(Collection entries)
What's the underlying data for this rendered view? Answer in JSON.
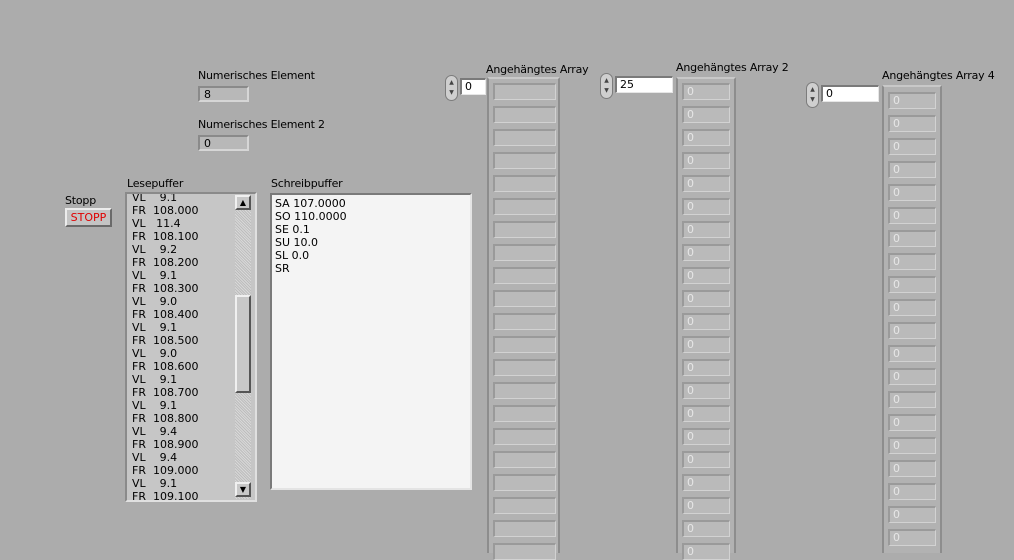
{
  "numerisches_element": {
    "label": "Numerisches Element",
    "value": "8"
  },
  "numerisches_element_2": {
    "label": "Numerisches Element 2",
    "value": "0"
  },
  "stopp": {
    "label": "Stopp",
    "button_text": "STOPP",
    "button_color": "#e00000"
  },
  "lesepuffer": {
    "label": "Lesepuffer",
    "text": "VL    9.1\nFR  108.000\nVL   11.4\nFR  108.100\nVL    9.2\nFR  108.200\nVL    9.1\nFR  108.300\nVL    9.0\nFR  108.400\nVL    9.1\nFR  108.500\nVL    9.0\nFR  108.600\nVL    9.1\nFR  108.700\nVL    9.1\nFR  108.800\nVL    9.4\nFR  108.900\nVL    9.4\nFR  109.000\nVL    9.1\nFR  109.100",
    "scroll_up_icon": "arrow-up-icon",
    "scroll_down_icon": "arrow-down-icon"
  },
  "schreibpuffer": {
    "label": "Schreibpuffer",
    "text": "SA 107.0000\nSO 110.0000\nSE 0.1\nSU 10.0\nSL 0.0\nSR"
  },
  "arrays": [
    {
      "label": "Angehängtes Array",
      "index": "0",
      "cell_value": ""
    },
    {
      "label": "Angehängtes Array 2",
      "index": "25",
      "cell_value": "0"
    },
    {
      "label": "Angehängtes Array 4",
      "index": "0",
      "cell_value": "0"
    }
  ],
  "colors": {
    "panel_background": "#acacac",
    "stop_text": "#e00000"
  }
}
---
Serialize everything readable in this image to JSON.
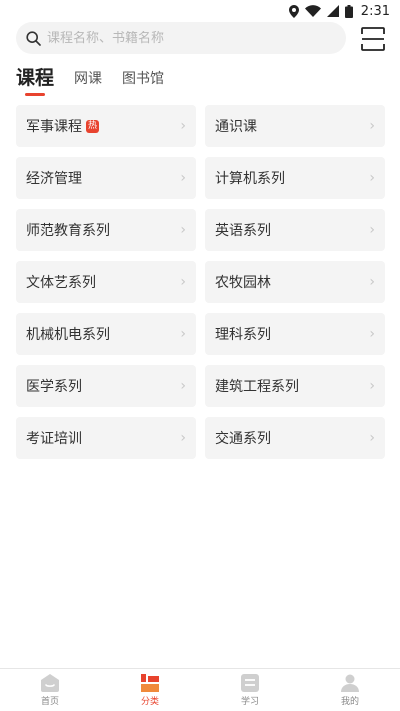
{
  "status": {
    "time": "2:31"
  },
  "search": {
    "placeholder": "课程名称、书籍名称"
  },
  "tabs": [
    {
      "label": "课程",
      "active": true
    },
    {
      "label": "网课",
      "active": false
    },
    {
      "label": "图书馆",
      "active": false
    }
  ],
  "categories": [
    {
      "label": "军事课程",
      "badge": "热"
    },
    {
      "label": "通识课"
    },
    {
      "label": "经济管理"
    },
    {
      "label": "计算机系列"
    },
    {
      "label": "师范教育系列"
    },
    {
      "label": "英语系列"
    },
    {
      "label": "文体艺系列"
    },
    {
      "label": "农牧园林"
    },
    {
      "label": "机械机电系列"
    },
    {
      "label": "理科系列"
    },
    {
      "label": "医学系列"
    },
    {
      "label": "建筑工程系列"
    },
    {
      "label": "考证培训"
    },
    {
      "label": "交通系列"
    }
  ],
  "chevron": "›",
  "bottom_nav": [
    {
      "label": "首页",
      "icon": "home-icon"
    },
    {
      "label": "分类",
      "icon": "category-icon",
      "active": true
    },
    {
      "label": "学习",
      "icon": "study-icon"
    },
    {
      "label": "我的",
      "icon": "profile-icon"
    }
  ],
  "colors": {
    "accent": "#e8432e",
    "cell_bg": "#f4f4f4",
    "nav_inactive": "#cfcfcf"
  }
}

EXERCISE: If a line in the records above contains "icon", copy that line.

ANSWER TO THIS EXERCISE:
    "scroll_up_icon": "arrow-up-icon",
    "scroll_down_icon": "arrow-down-icon"
      "icon": "home-icon"
      "icon": "category-icon",
      "icon": "study-icon"
      "icon": "profile-icon"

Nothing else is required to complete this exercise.